### WHAT NEEDS TO BE DONE
Copy out every line of the data where the word "Design" is found.
[EXERCISE DATA — start]
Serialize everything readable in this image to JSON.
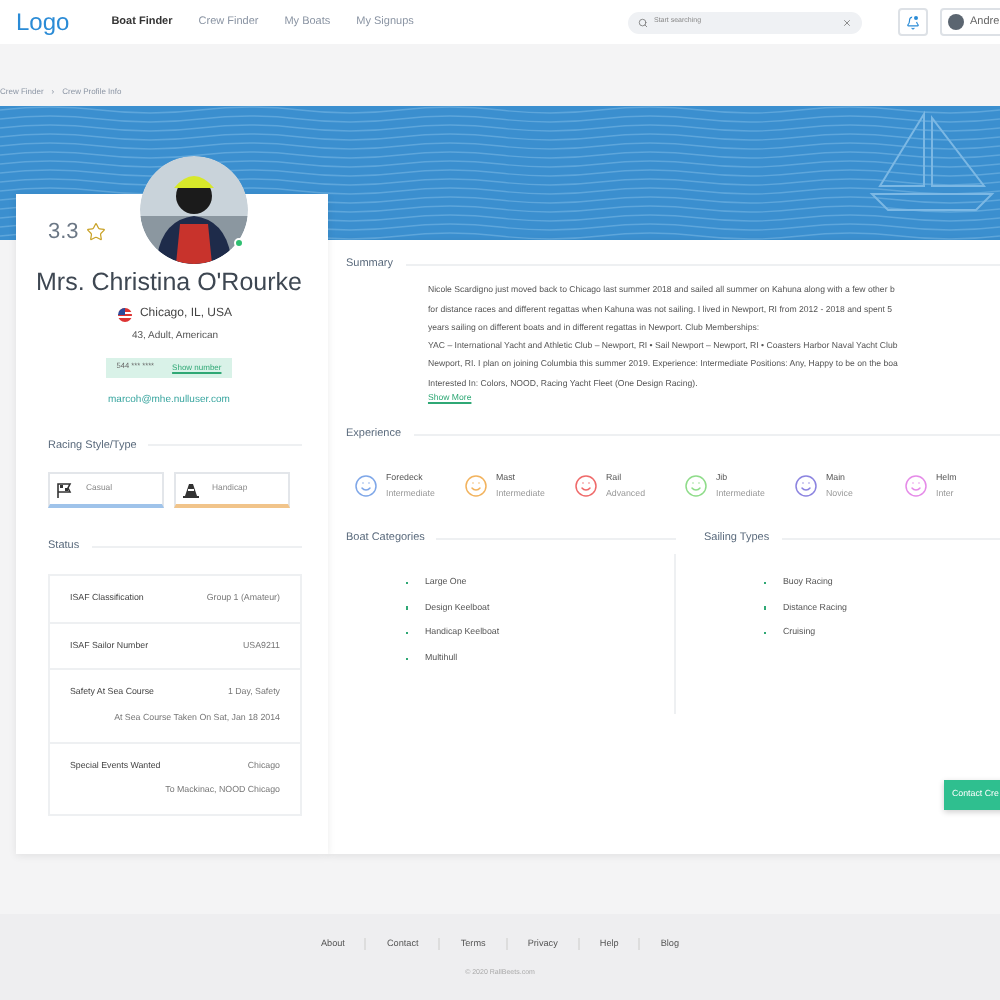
{
  "header": {
    "logo": "Logo",
    "nav": [
      {
        "label": "Boat Finder",
        "selected": true
      },
      {
        "label": "Crew Finder",
        "selected": false
      },
      {
        "label": "My Boats",
        "selected": false
      },
      {
        "label": "My Signups",
        "selected": false
      }
    ],
    "search": {
      "placeholder": "Start searching"
    },
    "user": {
      "name": "Andre"
    }
  },
  "breadcrumb": [
    "Crew Finder",
    "›",
    "Crew Profile Info"
  ],
  "profile": {
    "rating": "3.3",
    "name": "Mrs. Christina O'Rourke",
    "location": "Chicago, IL, USA",
    "details": "43, Adult, American",
    "phone": "544 *** ****",
    "show_number": "Show number",
    "email": "marcoh@mhe.nulluser.com",
    "online": true
  },
  "racing_style": {
    "title": "Racing Style/Type",
    "items": [
      {
        "label": "Casual",
        "color": "#9fc3ea",
        "kind": "flag"
      },
      {
        "label": "Handicap",
        "color": "#f1c48a",
        "kind": "cone"
      }
    ]
  },
  "status": {
    "title": "Status",
    "rows": [
      {
        "label": "ISAF Classification",
        "value": "Group 1 (Amateur)"
      },
      {
        "label": "ISAF Sailor Number",
        "value": "USA9211"
      },
      {
        "label": "Safety At Sea Course",
        "value": "1 Day, Safety",
        "value_2": "At Sea Course Taken On Sat, Jan 18 2014"
      },
      {
        "label": "Special Events Wanted",
        "value": "Chicago",
        "value_2": "To Mackinac, NOOD Chicago"
      }
    ]
  },
  "summary": {
    "title": "Summary",
    "lines": [
      "Nicole Scardigno just moved back to Chicago last summer 2018 and sailed all summer on Kahuna along with a few other b",
      "for distance races and different regattas when Kahuna was not sailing. I lived in Newport, RI from 2012 - 2018 and spent 5",
      "years sailing on different boats and in different regattas in Newport. Club Memberships:",
      "YAC – International Yacht and Athletic Club – Newport, RI • Sail Newport – Newport, RI • Coasters Harbor Naval Yacht Club",
      "Newport, RI. I plan on joining Columbia this summer 2019. Experience: Intermediate Positions: Any, Happy to be on the boa",
      "Interested In: Colors, NOOD, Racing Yacht Fleet (One Design Racing)."
    ],
    "more": "Show More"
  },
  "experience": {
    "title": "Experience",
    "items": [
      {
        "position": "Foredeck",
        "rank": "Intermediate",
        "color": "#7fa7e8"
      },
      {
        "position": "Mast",
        "rank": "Intermediate",
        "color": "#f2b35e"
      },
      {
        "position": "Rail",
        "rank": "Advanced",
        "color": "#ef6a6a"
      },
      {
        "position": "Jib",
        "rank": "Intermediate",
        "color": "#8fdc8a"
      },
      {
        "position": "Main",
        "rank": "Novice",
        "color": "#8c84e0"
      },
      {
        "position": "Helm",
        "rank": "Inter",
        "color": "#e58be8"
      }
    ]
  },
  "boat_categories": {
    "title": "Boat Categories",
    "items": [
      "Large One",
      "Design Keelboat",
      "Handicap Keelboat",
      "Multihull"
    ]
  },
  "sailing_types": {
    "title": "Sailing Types",
    "items": [
      "Buoy Racing",
      "Distance Racing",
      "Cruising"
    ]
  },
  "contact_button": "Contact Cre",
  "footer": {
    "links": [
      "About",
      "Contact",
      "Terms",
      "Privacy",
      "Help",
      "Blog"
    ],
    "copyright": "© 2020 RallBeets.com"
  }
}
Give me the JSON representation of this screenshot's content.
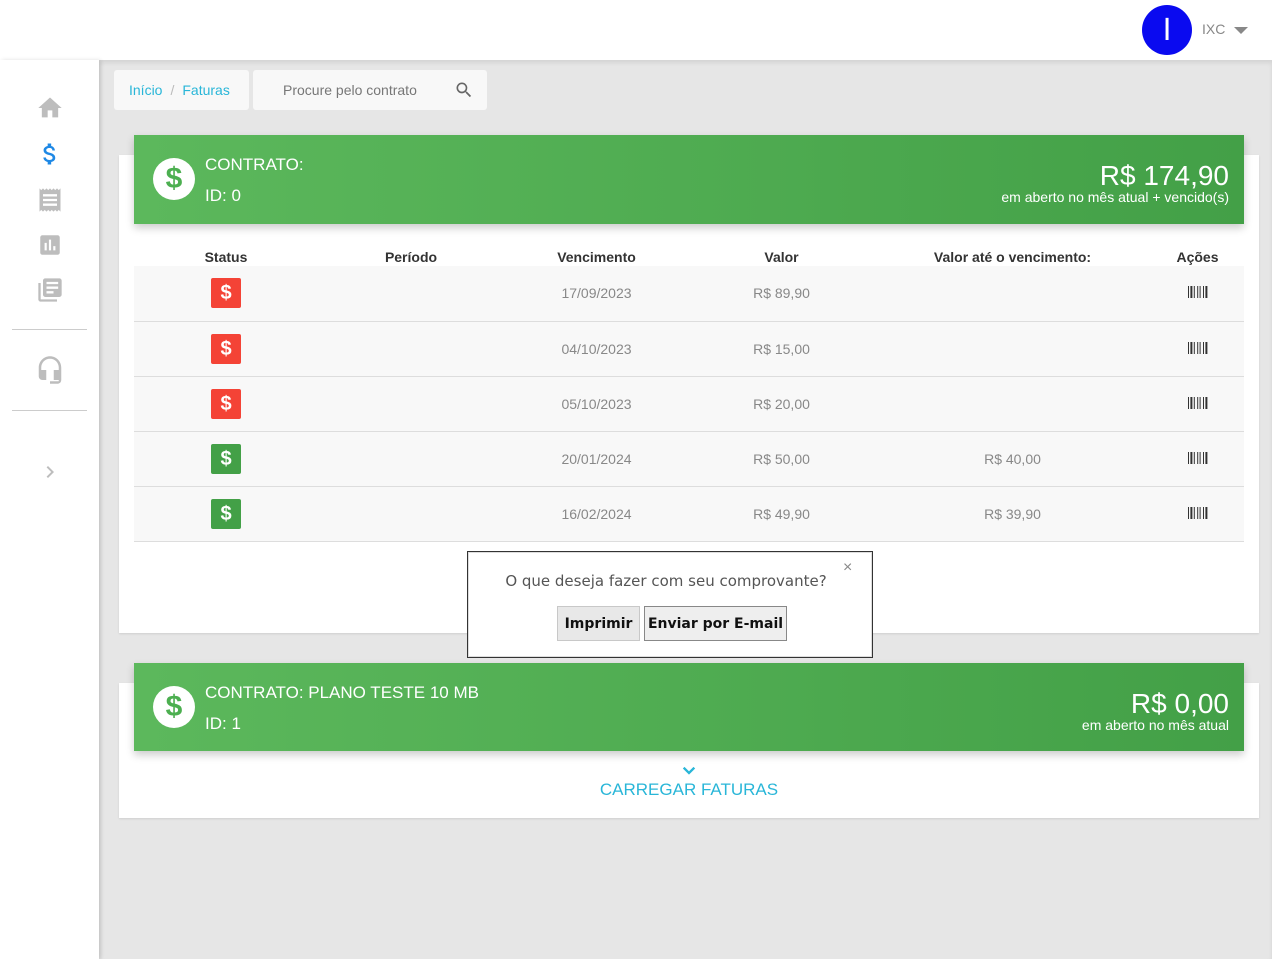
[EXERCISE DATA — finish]
### EXERCISE RESULT
      "Interested In: Colors, NOOD, Racing Yacht Fleet (One Design Racing)."
      "Design Keelboat",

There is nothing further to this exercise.